(Records Opens)

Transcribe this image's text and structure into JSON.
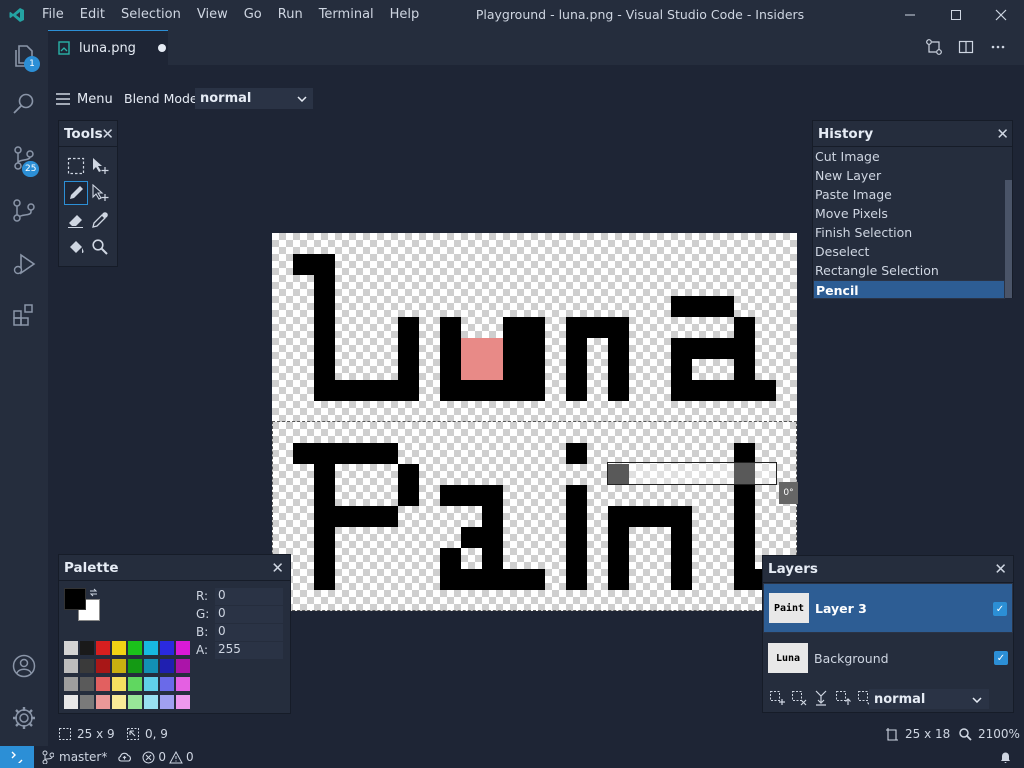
{
  "titlebar": {
    "menu": [
      "File",
      "Edit",
      "Selection",
      "View",
      "Go",
      "Run",
      "Terminal",
      "Help"
    ],
    "title": "Playground - luna.png - Visual Studio Code - Insiders"
  },
  "activity": {
    "explorer_badge": "1",
    "scm_badge": "25"
  },
  "tab": {
    "label": "luna.png"
  },
  "toolbar": {
    "menu_label": "Menu",
    "blend_label": "Blend Mode:",
    "blend_value": "normal"
  },
  "tools": {
    "title": "Tools"
  },
  "history": {
    "title": "History",
    "items": [
      "Cut Image",
      "New Layer",
      "Paste Image",
      "Move Pixels",
      "Finish Selection",
      "Deselect",
      "Rectangle Selection",
      "Pencil"
    ],
    "selected": 7
  },
  "canvas": {
    "rotation": "0°"
  },
  "palette": {
    "title": "Palette",
    "r_label": "R:",
    "r": "0",
    "g_label": "G:",
    "g": "0",
    "b_label": "B:",
    "b": "0",
    "a_label": "A:",
    "a": "255"
  },
  "layers": {
    "title": "Layers",
    "items": [
      {
        "name": "Layer 3",
        "thumb": "Paint",
        "checked": true
      },
      {
        "name": "Background",
        "thumb": "Luna",
        "checked": true
      }
    ],
    "blend_value": "normal"
  },
  "editor_status": {
    "selection_size": "25 x 9",
    "cursor": "0, 9",
    "image_size": "25 x 18",
    "zoom": "2100%"
  },
  "statusbar": {
    "branch": "master*",
    "errors": "0",
    "warnings": "0"
  },
  "colors": {
    "accent": "#2c8fd6",
    "selected": "#2d5d94",
    "pink": "#e88a87"
  }
}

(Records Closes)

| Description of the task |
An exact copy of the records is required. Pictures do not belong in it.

| Exercise solution |
Transcribe this image's text and structure into JSON.
{
  "titlebar": {
    "menu": [
      "File",
      "Edit",
      "Selection",
      "View",
      "Go",
      "Run",
      "Terminal",
      "Help"
    ],
    "title": "Playground - luna.png - Visual Studio Code - Insiders"
  },
  "activity": {
    "explorer_badge": "1",
    "scm_badge": "25"
  },
  "tab": {
    "label": "luna.png"
  },
  "toolbar": {
    "menu_label": "Menu",
    "blend_label": "Blend Mode:",
    "blend_value": "normal"
  },
  "tools": {
    "title": "Tools"
  },
  "history": {
    "title": "History",
    "items": [
      "Cut Image",
      "New Layer",
      "Paste Image",
      "Move Pixels",
      "Finish Selection",
      "Deselect",
      "Rectangle Selection",
      "Pencil"
    ],
    "selected": 7
  },
  "canvas": {
    "rotation": "0°"
  },
  "palette": {
    "title": "Palette",
    "r_label": "R:",
    "r": "0",
    "g_label": "G:",
    "g": "0",
    "b_label": "B:",
    "b": "0",
    "a_label": "A:",
    "a": "255"
  },
  "layers": {
    "title": "Layers",
    "items": [
      {
        "name": "Layer 3",
        "thumb": "Paint",
        "checked": true
      },
      {
        "name": "Background",
        "thumb": "Luna",
        "checked": true
      }
    ],
    "blend_value": "normal"
  },
  "editor_status": {
    "selection_size": "25 x 9",
    "cursor": "0, 9",
    "image_size": "25 x 18",
    "zoom": "2100%"
  },
  "statusbar": {
    "branch": "master*",
    "errors": "0",
    "warnings": "0"
  },
  "colors": {
    "accent": "#2c8fd6",
    "selected": "#2d5d94",
    "pink": "#e88a87"
  }
}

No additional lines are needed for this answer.